# Where does batch normalization layers present in a neural network?

Batch normalization is a procedure widely used to train neural networks. Mean and standard deviation are calculated in this step of training.

Since we train neural network by dividing training data into batches, we use the word batch normalization as we consider a batch of training vectors at a time.

My doubt is about the position of batch normalization layers in a neural network.

Is it present before the input layer only? Or is it before every layer? Or is it task dependent?

Suppose there is a neural network of 4 layers: $$I \rightarrow h1 \rightarrow h2 \rightarrow h3 \rightarrow O$$

Which one of the following is true

$$bn \rightarrow I \rightarrow h1 \rightarrow h2 \rightarrow h3 \rightarrow O$$

$$bn1 \rightarrow I \rightarrow bn2 \rightarrow h1 \rightarrow bn3 \rightarrow h2 \rightarrow bn4 \rightarrow h3 \rightarrow bn5 \rightarrow O$$

Here $$I$$ stands for input layer, $$h$$ for hidden layer, $$O$$ for output layer and $$bn$$ for batch normalization layer.

• Batch normalization can be applied to any input or hidden layer in a network. p:318 Jul 22 at 3:30

I think the answer to your question is much more a rule of thumb than an appropriate analytical answer. First of all, I would like to remark that Batch Normalization [1] are applied most commonly to convolutional layer, constituting what is called a "convolutional block" (Convolution + Batch Normalization + Activation). Thus, for giving you an idea on where to put the normalization layers, I will analyze three papers that make use of Batch Normalization.

Unsupervised representation learning with deep convolutional generative adversarial networks [2]. In Section 3, Approach and Model Architecture, the authors make the following remark:

Third is Batch Normalization [1] which stabilizes learning by normalizing the input to each unit to have zero mean and unit variance. This helps deal with training problems that arise due to poor initialization and helps gradient flow in deeper models. This proved critical to get deep generators to begin learning, preventing the generator from collapsing all samples to a single point which is a common failure mode observed in GANs. Directly applying batchnorm to all layers however, resulted in sample oscillation and model instability. This was avoided by not applying batchnorm to the generator output layer and the discriminator input layer.

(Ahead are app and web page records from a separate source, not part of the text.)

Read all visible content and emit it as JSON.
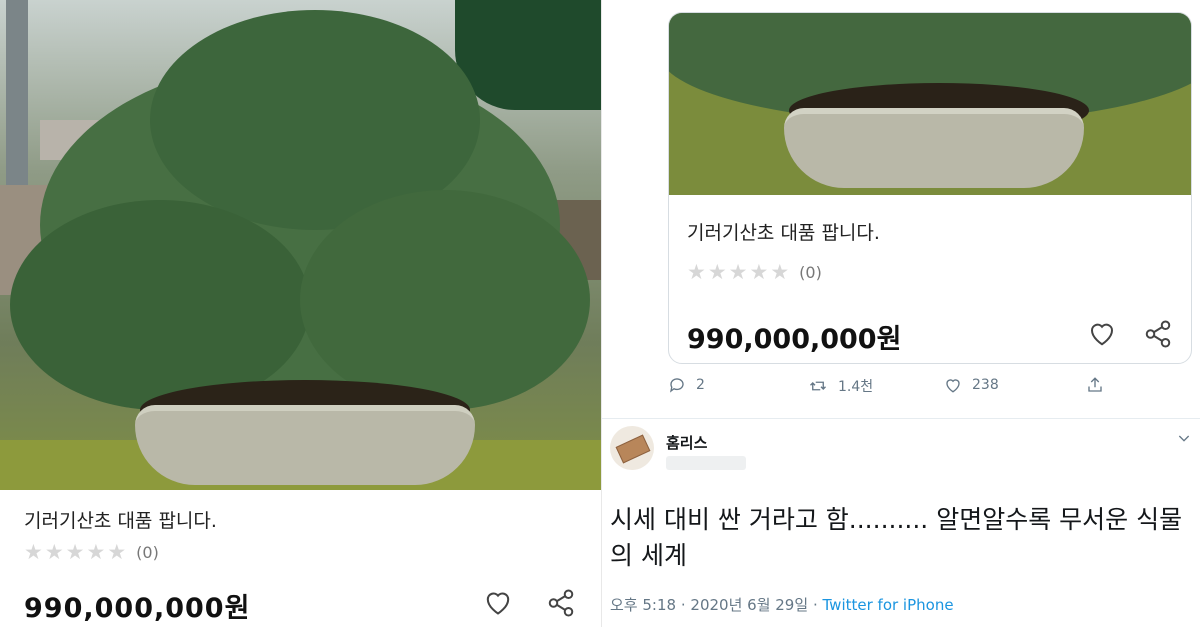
{
  "listing": {
    "title": "기러기산초 대품 팝니다.",
    "stars": [
      "★",
      "★",
      "★",
      "★",
      "★"
    ],
    "review_count": "(0)",
    "price": "990,000,000원"
  },
  "tweet_card": {
    "title": "기러기산초 대품 팝니다.",
    "stars": [
      "★",
      "★",
      "★",
      "★",
      "★"
    ],
    "review_count": "(0)",
    "price": "990,000,000원"
  },
  "tweet_actions": {
    "replies": "2",
    "retweets": "1.4천",
    "likes": "238"
  },
  "reply": {
    "username": "홈리스",
    "text": "시세 대비 싼 거라고 함.......... 알면알수록 무서운 식물의 세계",
    "time": "오후 5:18",
    "separator": "·",
    "date": "2020년 6월 29일",
    "source": "Twitter for iPhone"
  },
  "colors": {
    "text_secondary": "#657786",
    "link": "#1b95e0",
    "star_empty": "#d7d7d7"
  },
  "icons": [
    "heart-icon",
    "share-icon",
    "reply-icon",
    "retweet-icon",
    "like-icon",
    "upload-icon",
    "chevron-down-icon"
  ]
}
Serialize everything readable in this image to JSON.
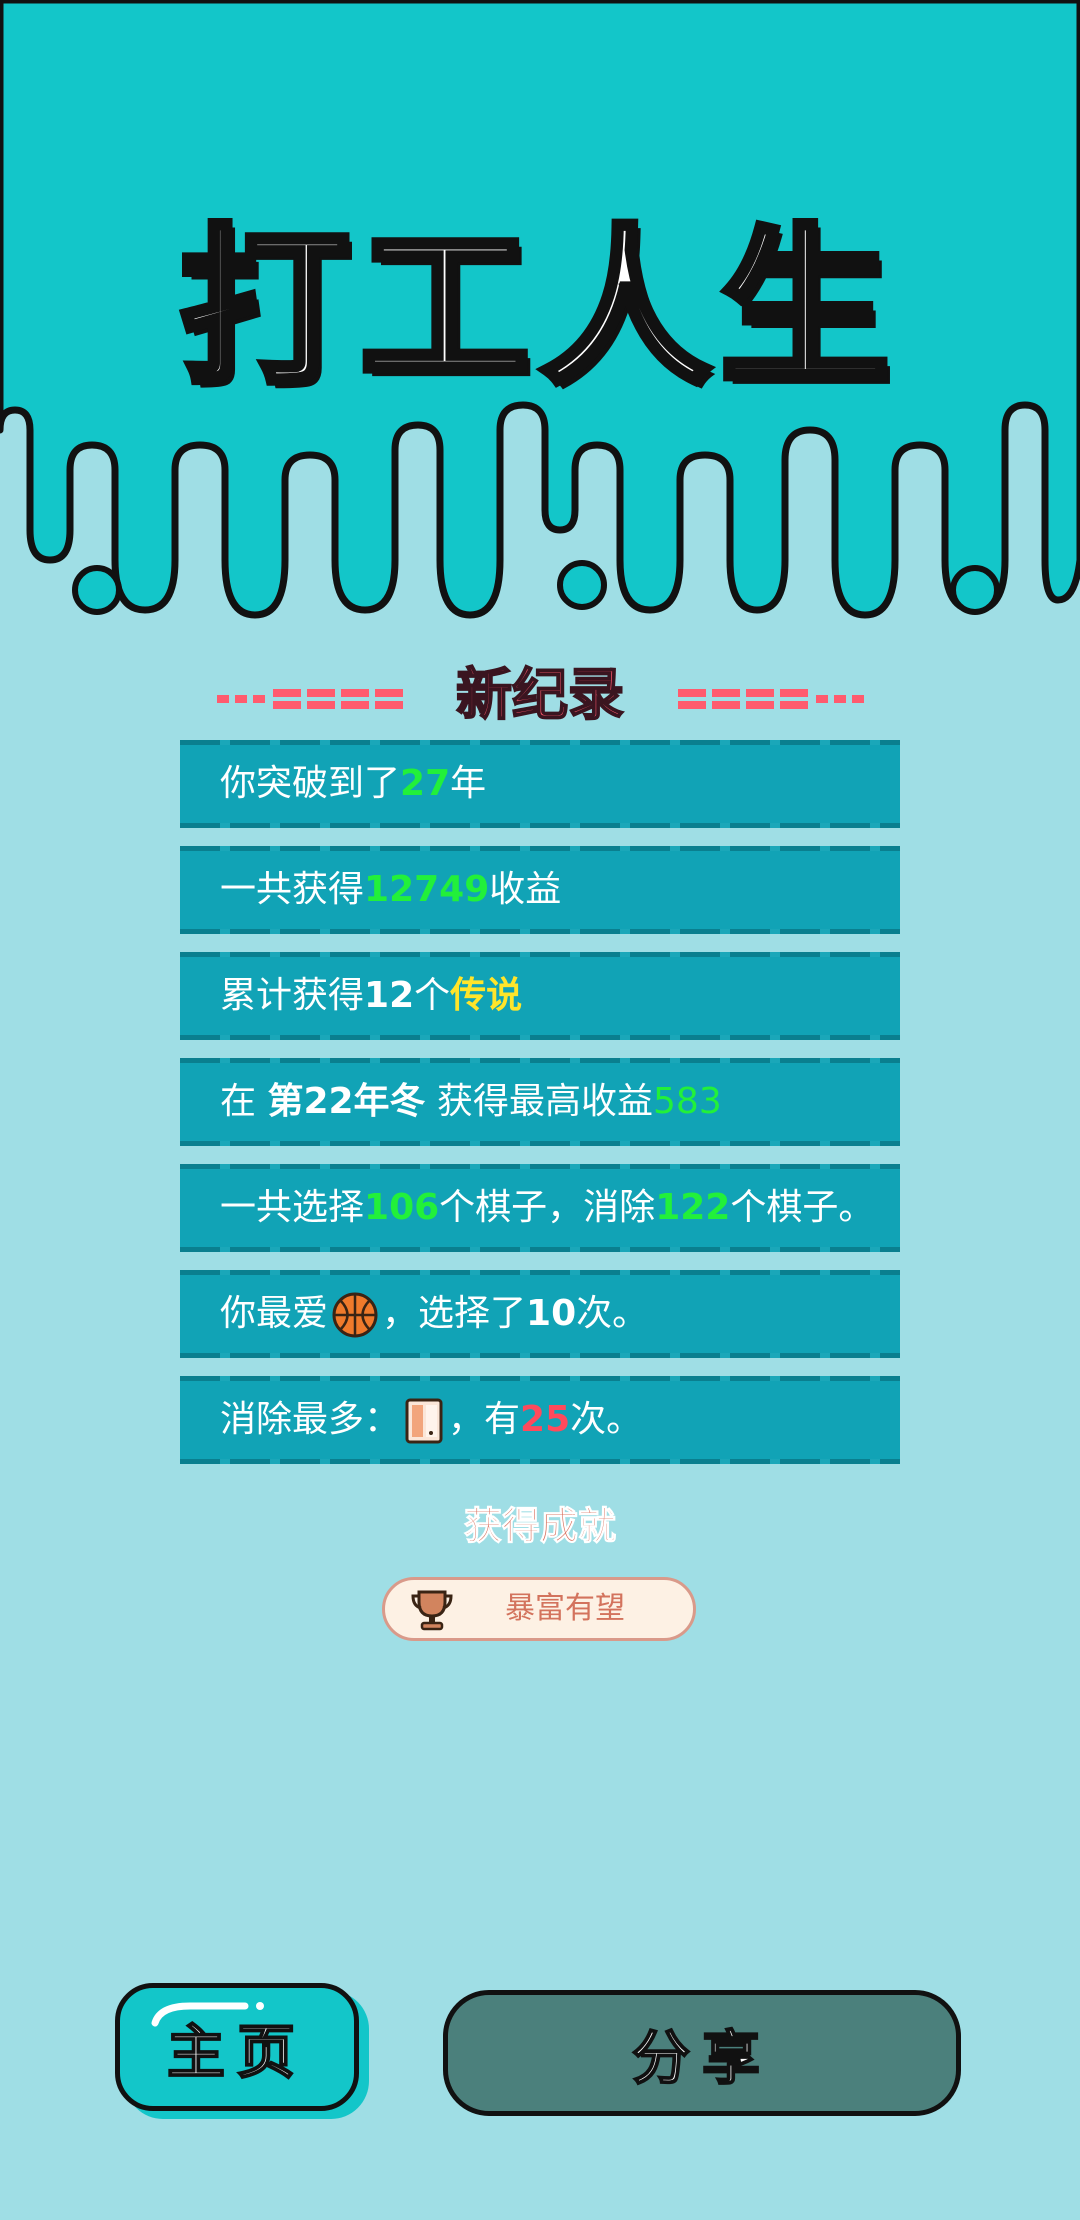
{
  "app": {
    "title": "打工人生"
  },
  "record": {
    "heading": "新纪录"
  },
  "stats": {
    "row1": {
      "prefix": "你突破到了",
      "value": "27",
      "suffix": "年"
    },
    "row2": {
      "prefix": "一共获得",
      "value": "12749",
      "suffix": "收益"
    },
    "row3": {
      "prefix": "累计获得",
      "count": "12",
      "mid": "个",
      "highlight": "传说"
    },
    "row4": {
      "prefix": "在 ",
      "period": "第22年冬",
      "mid": " 获得最高收益",
      "value": "583"
    },
    "row5": {
      "prefix": "一共选择",
      "chosen": "106",
      "mid": "个棋子，消除",
      "removed": "122",
      "suffix": "个棋子。"
    },
    "row6": {
      "prefix": "你最爱",
      "icon": "basketball-icon",
      "mid": "，选择了",
      "count": "10",
      "suffix": "次。"
    },
    "row7": {
      "prefix": "消除最多：",
      "icon": "door-icon",
      "mid": "，有",
      "count": "25",
      "suffix": "次。"
    }
  },
  "achievements": {
    "heading": "获得成就",
    "badge_label": "暴富有望",
    "badge_icon": "trophy-icon"
  },
  "buttons": {
    "home_label": "主页",
    "share_label": "分享"
  },
  "colors": {
    "background": "#9fdee5",
    "top_band": "#13c6c9",
    "row_bg": "#11a3b6",
    "highlight_green": "#22f03a",
    "highlight_yellow": "#ffe52a",
    "highlight_red": "#ff4a5c",
    "share_button": "#4b807c"
  }
}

thus, the authors have experimented with Batch Normalization on all layers, but this approach resulted in model instability. They ultimately avoided Batch Normalization on the Generator's output layer, and Discriminator's input layer. These correspond to "raw image layers" (the output of the generator is an image, as well as the input of the discriminator). Using your notation, it would be something like:

$$G: z \rightarrow (C + BN + A)_{1} \rightarrow (C + A)_{2} \rightarrow O$$ $$D: I \rightarrow (C + A)_{1} \rightarrow (C + BN + A)_{2} \rightarrow h_{1} \rightarrow h_{2} \rightarrow O$$

where $$G$$ stands for Generator, $$D$$ for Discriminator, $$C$$ for convolution, $$BN$$ for batchnorm, $$A$$ for activation and $$D_{i}$$ for dense layers.

Beyond a Gaussian Denoiser: Residual Learning of Deep CNN for Image Denoising [3]. In Figure 1., the authors show their proposed architecture that applies the same logic. Neither the first convolutional layer, neither the last use Batch Normalization. Although the authors make their point in justifying the usage of residual learning + Batch Normalization, the paper does not justify this architectural choice. The network would look something like this:

$$I \rightarrow (C + A)_{1} \rightarrow (C + BN + A)_{2} \rightarrow \cdots \rightarrow (C + BN + A)_{n} \rightarrow C \rightarrow O$$

Deep Residual Learning for Image Recognition [4]. This paper proposes a different scheme, as it applies Batch Normalization after each convolution operation on convolutional layers (thus including the input).

To sum up some papers use it only on the "hidden convolutional blocks", others on all of them. My advice is that, if you have the time, you should compare the two approaches. Remark: maybe I am unaware of some further development on the matter that gives a precise argument in favor of whether of these approaches.

## References

[1] Ioffe, S., & Szegedy, C. (2015, June). Batch normalization: Accelerating deep network training by reducing internal covariate shift. In International conference on machine learning (pp. 448-456). PMLR.

[2] Radford, A., Metz, L., & Chintala, S. (2015). Unsupervised representation learning with deep convolutional generative adversarial networks. arXiv preprint arXiv:1511.06434.

[3] Zhang, K., Zuo, W., Chen, Y., Meng, D., & Zhang, L. (2017). Beyond a gaussian denoiser: Residual learning of deep cnn for image denoising. IEEE transactions on image processing, 26(7), 3142-3155.

[4] He, K., Zhang, X., Ren, S., & Sun, J. (2016). Deep residual learning for image recognition. In Proceedings of the IEEE conference on computer vision and pattern recognition (pp. 770-778).